Wait...10 years in prison?
Buzzing through the social media sphere yesterday was the story about how a proposed new bill would see potential whistleblowers facing up to 10 years in prison for leaks.
So after lifting my jaw up off the floor, I thought I'd write about it in today's blog post.
Australia's attorney general, George Brandis, has proposed this new bill in what some are dubbing "Neo-McCarthyism" tactics. I admit I had to look that one up as it's not in my vocabulary:
"...the practice of making accusations of disloyalty, subversion, or treason without proper regard for evidence...also "the practice of making unfair allegations or using unfair investigative techniques, especially in order to restrict dissent or political criticism..."
So it goes like this - giving away "Snowden-like" information could cost you years in prison in Australia. George Brandis presented this new bill to the parliamentary joint committee on intelligence and security that would expand the powers of the Australian Security Intelligence Organization (ASIO)
Brandis sits on the side of the fence of those labeling former NSA contractor Edward Snowden a "traitor" after the Guardian Australia reported a secret document obtained from Snowden last year, that revealed Australia's spy agency was ready to share data on its citizens with its partners from the so-called Five-Eyes alliance - that being Australia, Britain, Canada, New Zealand and the US.
This bill proposes creating a new offence for "anyone" found guilty of disclosing "special intelligence operations" information, which would mean, to start, five years behind bars.
A leading Australian criminal law barrister sums it up:
“The five-year offence would seem to be able to apply even if the person had no idea about the special intelligence operation and they happened to release information which coincidentally was part of or related to the special intelligence operation”.
So let's get this clear. A person could be put on trial for disclosing information on a "special intelligence operation" he never knew about...and would never get to know what it is because it's an intelligence operation - and that is secret.
One senator said that he can't see anything in this bill that would protect journalists. If disclosure "endangers the health or safety or any person or prejudice the effective conduct of a special intelligence operation, that person could be seeing a 10 year prison term.
Extreme crackdown on whistleblowing
The proposed new legislation has been called "troubling" by Australia's leading criminal barrister, who said that this "unprecedented clause" could apprehend the media it if reports on intelligence activities - whether it's WikiLeaks or the New York Times. To apprehend a journalist all you'd need to do would be to 'secretly' declare any case a "secret intelligence operation" and bam - in prison.
However, Brandis dismissed reports that journalists would be targeted, and innocent Australians would be open to surveillance. Instead these measures have been introduced to improve the security agency's ability to predict and prevent terrorist attacks. Brandis also added that the new bill's focus is instead on those who work for Australian security agencies, and to "plug a gap" in the existing legislation.
He said, "there are provisions for the protection of whistleblowers elsewhere in commonwealth legislation, which are unaffected by this proposal.
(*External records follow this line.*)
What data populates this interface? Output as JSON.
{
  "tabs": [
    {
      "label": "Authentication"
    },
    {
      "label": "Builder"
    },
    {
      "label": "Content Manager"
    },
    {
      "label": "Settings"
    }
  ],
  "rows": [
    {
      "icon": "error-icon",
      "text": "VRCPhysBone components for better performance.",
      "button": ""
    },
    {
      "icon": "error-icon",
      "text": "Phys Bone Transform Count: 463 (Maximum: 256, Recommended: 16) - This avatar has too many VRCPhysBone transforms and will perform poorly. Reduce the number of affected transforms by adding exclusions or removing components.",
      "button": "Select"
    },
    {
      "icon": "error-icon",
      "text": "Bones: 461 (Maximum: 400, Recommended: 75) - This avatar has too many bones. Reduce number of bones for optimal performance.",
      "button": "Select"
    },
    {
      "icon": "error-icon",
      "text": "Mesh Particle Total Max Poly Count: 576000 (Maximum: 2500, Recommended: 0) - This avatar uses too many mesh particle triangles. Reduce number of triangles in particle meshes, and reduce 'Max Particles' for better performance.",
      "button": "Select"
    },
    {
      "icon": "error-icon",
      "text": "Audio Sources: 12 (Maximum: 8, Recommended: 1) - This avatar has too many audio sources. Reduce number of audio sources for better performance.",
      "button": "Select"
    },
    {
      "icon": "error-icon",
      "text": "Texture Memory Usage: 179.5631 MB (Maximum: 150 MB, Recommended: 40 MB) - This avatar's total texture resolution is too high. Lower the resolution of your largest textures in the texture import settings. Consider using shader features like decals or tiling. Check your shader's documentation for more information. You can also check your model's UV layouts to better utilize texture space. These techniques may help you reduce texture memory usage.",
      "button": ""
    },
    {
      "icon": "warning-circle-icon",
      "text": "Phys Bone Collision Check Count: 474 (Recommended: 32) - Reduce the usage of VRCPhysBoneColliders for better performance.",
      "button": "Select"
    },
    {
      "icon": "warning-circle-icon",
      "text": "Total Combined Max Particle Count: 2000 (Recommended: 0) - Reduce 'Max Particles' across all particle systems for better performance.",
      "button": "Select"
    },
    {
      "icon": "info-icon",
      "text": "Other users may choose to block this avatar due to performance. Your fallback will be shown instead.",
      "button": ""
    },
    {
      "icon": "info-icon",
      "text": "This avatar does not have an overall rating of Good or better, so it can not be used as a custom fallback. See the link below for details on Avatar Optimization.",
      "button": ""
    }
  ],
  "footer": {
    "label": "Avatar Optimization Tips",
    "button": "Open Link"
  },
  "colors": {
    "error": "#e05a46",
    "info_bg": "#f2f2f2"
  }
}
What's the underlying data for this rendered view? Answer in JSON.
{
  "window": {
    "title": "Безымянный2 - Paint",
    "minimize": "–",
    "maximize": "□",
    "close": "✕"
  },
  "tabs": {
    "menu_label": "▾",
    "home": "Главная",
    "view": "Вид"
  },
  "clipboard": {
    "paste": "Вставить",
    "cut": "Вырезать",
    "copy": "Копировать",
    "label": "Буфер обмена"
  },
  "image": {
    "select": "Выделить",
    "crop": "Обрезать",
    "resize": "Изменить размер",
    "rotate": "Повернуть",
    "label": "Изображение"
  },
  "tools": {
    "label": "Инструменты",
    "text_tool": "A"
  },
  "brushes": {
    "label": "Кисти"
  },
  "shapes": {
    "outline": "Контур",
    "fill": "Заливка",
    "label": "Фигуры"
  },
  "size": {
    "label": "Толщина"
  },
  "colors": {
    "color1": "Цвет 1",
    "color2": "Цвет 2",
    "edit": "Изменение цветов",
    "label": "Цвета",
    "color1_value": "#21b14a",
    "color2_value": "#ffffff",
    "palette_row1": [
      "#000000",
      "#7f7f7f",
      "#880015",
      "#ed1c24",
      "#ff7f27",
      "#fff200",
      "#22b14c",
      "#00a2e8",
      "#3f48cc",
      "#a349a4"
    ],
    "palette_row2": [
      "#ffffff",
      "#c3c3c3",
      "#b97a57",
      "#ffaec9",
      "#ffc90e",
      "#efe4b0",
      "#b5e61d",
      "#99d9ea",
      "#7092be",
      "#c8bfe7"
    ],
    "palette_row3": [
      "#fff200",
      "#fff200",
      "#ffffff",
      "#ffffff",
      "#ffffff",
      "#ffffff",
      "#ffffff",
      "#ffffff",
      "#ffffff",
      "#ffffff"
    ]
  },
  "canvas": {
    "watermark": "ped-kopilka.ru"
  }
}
Under the existing legislation, it's a criminal offence for an officer of a national security agency to disclose intelligence material to a third party, but it's not an offence for an officer to copy or wrongfully remove that material."
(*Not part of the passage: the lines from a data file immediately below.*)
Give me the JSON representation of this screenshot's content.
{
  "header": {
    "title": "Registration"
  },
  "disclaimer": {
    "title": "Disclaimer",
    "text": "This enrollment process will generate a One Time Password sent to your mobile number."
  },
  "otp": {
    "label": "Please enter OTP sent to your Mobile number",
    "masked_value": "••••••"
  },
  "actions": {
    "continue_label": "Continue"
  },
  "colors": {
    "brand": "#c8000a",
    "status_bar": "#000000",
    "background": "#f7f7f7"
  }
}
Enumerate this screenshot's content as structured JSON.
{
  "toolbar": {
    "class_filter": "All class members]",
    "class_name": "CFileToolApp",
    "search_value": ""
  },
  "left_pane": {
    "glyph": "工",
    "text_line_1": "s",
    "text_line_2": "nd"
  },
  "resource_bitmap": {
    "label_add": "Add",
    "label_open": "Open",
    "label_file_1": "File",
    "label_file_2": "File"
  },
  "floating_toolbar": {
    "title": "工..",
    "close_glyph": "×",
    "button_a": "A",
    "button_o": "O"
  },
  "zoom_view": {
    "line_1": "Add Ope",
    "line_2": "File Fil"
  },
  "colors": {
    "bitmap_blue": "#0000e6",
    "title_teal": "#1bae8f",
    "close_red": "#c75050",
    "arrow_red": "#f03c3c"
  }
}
A report released recently by the United Nations states "governmental mass surveillance [is] emerging as a dangerous habit rather than an exceptional measure" and some officials are taking it too far.
Such "governmental mismanagement" includes threats to ban services of telecommunications companies unless given direct access to telecommunication traffic. As well, other governments have tapped fiber optic cables for surveillance purposes. Some have used communication surveillance to target political opposition or dissidents.
Having an outlet to blow the whistle on any perceived wrongdoing should be available to everyone. When things go wrong, total secrecy is not desirable. When something is seriously wrong, whistleblowers play a vital role in good governance.
A certified ethics reporting system is just the place where employees can report on any type of perceived bad behaviour.